What is needed:
Your answer must be a single number: how many lines of the data include "this".

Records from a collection
★ ★ ★ ★ ★ ★ ★

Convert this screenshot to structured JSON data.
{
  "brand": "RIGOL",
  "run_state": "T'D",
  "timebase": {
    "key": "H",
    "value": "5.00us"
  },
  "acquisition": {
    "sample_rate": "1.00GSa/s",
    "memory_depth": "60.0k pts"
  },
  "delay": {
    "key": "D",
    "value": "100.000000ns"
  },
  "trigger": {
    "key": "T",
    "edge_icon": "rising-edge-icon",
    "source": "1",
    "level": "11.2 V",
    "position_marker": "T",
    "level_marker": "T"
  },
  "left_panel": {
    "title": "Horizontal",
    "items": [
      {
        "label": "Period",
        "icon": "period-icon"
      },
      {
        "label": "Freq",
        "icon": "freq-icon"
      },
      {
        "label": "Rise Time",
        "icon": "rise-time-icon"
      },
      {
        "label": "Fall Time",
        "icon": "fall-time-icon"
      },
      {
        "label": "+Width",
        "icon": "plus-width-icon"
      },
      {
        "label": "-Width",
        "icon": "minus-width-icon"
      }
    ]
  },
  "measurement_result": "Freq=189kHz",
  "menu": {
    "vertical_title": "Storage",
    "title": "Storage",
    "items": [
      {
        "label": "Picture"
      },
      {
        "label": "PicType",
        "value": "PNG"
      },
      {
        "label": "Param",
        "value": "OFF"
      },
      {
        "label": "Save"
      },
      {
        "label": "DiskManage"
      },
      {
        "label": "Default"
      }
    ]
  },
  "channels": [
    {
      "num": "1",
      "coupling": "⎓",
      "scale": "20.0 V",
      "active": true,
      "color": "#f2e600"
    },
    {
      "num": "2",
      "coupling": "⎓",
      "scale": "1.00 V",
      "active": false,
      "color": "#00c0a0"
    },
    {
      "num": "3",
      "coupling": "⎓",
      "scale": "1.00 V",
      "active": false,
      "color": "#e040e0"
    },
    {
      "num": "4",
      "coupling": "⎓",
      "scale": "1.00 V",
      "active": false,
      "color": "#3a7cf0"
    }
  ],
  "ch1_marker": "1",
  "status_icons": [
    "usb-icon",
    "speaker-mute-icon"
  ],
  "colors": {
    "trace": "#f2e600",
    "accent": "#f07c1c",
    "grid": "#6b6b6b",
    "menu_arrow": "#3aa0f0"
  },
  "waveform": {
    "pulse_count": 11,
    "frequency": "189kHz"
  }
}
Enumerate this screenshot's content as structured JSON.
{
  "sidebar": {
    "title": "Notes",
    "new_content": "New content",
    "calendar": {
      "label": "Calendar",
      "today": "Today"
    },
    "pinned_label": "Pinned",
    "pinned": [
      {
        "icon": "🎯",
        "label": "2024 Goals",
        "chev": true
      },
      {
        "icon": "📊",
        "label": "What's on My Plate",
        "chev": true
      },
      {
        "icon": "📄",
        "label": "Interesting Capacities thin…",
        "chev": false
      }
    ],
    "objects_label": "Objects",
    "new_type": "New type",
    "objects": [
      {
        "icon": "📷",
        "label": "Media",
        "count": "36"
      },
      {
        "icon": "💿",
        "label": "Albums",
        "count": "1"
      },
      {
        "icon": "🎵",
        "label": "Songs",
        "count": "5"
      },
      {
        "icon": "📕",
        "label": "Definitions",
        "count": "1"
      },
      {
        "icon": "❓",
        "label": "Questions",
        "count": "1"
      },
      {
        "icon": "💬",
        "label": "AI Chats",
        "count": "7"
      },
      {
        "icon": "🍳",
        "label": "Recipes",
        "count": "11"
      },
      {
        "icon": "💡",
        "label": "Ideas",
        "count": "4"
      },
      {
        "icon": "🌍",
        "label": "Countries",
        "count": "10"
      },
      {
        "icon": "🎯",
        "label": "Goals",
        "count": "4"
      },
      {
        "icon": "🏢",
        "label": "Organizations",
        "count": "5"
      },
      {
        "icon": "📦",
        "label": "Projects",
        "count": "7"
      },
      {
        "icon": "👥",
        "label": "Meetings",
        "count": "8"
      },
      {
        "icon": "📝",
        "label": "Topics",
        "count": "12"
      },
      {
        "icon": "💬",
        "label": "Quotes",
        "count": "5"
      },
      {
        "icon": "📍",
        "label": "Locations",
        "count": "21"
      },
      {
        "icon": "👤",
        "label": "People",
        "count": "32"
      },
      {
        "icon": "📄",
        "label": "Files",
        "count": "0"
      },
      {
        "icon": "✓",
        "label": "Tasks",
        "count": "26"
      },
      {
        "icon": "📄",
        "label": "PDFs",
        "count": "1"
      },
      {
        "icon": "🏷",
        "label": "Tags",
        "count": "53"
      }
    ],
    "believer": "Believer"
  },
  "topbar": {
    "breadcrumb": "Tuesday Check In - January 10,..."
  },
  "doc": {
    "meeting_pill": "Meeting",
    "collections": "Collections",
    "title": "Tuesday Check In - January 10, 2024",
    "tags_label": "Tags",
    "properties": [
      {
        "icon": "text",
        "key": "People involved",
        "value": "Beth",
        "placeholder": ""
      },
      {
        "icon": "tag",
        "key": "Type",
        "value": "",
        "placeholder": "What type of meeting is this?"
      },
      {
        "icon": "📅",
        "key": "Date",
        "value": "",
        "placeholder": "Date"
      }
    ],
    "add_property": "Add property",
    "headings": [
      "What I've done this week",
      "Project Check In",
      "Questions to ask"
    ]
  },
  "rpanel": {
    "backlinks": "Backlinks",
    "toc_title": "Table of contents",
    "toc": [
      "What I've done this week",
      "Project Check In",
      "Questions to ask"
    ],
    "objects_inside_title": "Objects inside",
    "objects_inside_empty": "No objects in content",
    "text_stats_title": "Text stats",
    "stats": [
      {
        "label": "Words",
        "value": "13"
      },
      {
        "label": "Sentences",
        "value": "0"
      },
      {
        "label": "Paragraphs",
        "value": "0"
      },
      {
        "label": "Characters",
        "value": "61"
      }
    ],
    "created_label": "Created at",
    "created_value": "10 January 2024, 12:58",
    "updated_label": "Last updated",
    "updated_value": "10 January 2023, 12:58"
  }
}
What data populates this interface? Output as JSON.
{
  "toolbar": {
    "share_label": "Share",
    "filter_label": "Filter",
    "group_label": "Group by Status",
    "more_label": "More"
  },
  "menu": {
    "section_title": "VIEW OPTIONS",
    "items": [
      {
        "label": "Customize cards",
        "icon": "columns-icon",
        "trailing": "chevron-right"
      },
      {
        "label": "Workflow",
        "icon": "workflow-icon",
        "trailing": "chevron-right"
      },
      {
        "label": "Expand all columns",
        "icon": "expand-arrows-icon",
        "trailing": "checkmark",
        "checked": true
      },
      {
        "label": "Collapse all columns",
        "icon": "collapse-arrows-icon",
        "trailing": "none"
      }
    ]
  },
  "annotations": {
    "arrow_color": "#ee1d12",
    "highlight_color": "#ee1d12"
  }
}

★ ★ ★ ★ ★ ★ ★

Solved exercise:
6